Google fought back on Tuesday by using a google.de homepage campaign to ask users to complain to elected representatives, casting the issue as one both of fundamental freedoms and of practicality: “For you, it would be so much more difficult on the internet to find the information that you seek. Defend your network.”
It is a mark of how seriously Google is taking the threat that it is trying to appeal to users’ emotions, enlisting them to fight the proposals. Google argues Leistungsschutzrecht will “damage the German economy” and “threaten the diversity of information”.
German publishers have formed their own counter-campaign…
Google is widely thought to be allowed to crawl news stories of which it republishes only excerpts. Emerging law may suggest otherwise — a Belgian court ruled in 2007 that it did not have the right to run such excerpts and UK copyright authorities this year ruled commercial news aggregators (though not free alternatives like Google News) must pay a license for doing so.
In Belgium, news stories were only returned to Google after a private commercial agreement between it and publishers. So German publishers may feel confident in seeking an equivalent arrangement. And that would challenge the widely-held belief in free online excerpting.
This week an Australian court ruled Google had defamed a man wrongly accused of being a criminal in a web page not hosted by but indexed by Google for its search results.

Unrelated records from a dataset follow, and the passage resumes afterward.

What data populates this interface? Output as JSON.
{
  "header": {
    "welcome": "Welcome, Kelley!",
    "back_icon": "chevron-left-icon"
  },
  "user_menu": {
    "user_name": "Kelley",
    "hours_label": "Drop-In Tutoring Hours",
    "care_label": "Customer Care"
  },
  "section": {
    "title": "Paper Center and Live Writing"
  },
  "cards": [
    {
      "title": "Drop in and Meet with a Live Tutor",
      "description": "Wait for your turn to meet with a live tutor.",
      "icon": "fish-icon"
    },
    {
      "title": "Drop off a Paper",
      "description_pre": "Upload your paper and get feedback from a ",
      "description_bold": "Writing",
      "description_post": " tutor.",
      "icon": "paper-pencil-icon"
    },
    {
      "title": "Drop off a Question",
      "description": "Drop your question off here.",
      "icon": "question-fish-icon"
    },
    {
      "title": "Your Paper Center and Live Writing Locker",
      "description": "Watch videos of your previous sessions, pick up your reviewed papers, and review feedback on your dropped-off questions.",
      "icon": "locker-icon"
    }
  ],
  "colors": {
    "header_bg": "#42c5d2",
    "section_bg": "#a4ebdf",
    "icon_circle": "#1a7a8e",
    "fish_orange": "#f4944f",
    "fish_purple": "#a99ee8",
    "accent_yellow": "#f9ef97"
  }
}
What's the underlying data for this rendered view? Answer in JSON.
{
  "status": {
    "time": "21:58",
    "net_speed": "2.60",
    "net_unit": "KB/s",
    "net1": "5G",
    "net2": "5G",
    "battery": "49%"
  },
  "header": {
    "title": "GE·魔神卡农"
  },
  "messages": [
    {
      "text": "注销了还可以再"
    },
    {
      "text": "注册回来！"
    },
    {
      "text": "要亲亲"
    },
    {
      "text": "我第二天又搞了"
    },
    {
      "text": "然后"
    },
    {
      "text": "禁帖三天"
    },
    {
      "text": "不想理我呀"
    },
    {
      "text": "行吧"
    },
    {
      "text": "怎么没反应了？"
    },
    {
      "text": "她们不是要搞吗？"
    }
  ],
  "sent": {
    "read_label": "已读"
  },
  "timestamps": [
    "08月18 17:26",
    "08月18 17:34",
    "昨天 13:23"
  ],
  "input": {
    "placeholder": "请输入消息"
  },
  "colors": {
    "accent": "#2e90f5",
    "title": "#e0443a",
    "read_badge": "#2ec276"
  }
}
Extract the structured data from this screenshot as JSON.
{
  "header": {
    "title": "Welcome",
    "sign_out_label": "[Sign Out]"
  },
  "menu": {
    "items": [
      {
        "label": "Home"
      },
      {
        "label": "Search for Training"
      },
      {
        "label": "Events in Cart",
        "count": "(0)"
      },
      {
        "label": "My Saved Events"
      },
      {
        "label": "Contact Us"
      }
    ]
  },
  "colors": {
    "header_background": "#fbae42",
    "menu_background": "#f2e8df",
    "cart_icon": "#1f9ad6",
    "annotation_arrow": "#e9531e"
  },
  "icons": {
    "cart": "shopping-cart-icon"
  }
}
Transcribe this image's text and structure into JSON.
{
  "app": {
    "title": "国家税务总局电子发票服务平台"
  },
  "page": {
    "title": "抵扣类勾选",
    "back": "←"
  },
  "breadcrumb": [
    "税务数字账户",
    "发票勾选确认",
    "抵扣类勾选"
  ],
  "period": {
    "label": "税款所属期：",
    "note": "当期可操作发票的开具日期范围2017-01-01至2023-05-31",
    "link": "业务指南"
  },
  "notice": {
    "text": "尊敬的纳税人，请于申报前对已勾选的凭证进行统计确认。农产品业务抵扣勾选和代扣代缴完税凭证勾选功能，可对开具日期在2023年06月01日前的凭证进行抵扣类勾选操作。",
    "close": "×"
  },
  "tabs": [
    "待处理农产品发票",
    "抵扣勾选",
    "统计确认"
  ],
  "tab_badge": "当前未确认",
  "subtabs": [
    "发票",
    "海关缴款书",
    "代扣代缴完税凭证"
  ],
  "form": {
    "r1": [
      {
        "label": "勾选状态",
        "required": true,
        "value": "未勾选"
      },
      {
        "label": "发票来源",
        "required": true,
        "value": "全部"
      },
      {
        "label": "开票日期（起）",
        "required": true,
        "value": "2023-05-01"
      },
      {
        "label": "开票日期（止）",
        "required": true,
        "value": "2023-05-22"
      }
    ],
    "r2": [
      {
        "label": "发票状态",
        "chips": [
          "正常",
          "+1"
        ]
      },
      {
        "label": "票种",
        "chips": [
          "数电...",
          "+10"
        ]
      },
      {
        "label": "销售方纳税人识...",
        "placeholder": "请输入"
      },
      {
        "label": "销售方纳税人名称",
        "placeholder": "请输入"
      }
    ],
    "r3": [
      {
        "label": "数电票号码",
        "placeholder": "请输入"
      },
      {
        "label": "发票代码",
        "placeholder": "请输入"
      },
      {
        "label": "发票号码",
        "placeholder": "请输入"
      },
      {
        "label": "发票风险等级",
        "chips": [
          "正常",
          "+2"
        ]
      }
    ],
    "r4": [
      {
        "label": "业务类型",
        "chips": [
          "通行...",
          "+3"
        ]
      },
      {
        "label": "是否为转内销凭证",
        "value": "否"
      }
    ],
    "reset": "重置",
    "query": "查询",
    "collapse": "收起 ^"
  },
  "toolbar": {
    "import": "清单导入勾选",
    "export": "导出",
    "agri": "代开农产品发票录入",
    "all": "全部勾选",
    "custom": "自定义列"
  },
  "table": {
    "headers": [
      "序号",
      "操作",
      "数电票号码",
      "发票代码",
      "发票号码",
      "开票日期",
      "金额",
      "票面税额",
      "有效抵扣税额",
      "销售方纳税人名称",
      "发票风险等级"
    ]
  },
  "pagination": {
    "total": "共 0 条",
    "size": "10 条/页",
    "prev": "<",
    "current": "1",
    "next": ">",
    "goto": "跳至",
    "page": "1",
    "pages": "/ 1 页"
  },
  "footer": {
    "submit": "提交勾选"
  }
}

That contradicts the settled view of many legal jurisdictions that online platforms are not to be considered publishers of information placed by others, though is consistent with other case law that holds such platforms liable from the moment they are made aware of infringing material on their platform.
My colleague, paidContent legal correspondent Jeff Roberts, says this may make it more likely would-be litigants shop for victories in forums like Australia.
France also recently set Google a year’s-end deadline for agreeing to voluntarily pay news publishers — or it may legislate that it must pay a levy for the privilege. Google told French ministers such a compulsion would “threaten its very existence”.
So now Google is battling challenge to two of its central tenets — that it is not a publisher and only excerpts parts of articles.
Asked why its members don’t just block Google using robots.txt, the Federation of German Newspaper Publishers on Tuesday said via Twitter: “Robots.txt is a standard from the internet stone age. Why doesn’t Google want to use (alternative standard)
ASCAP ACAP, that is the question.”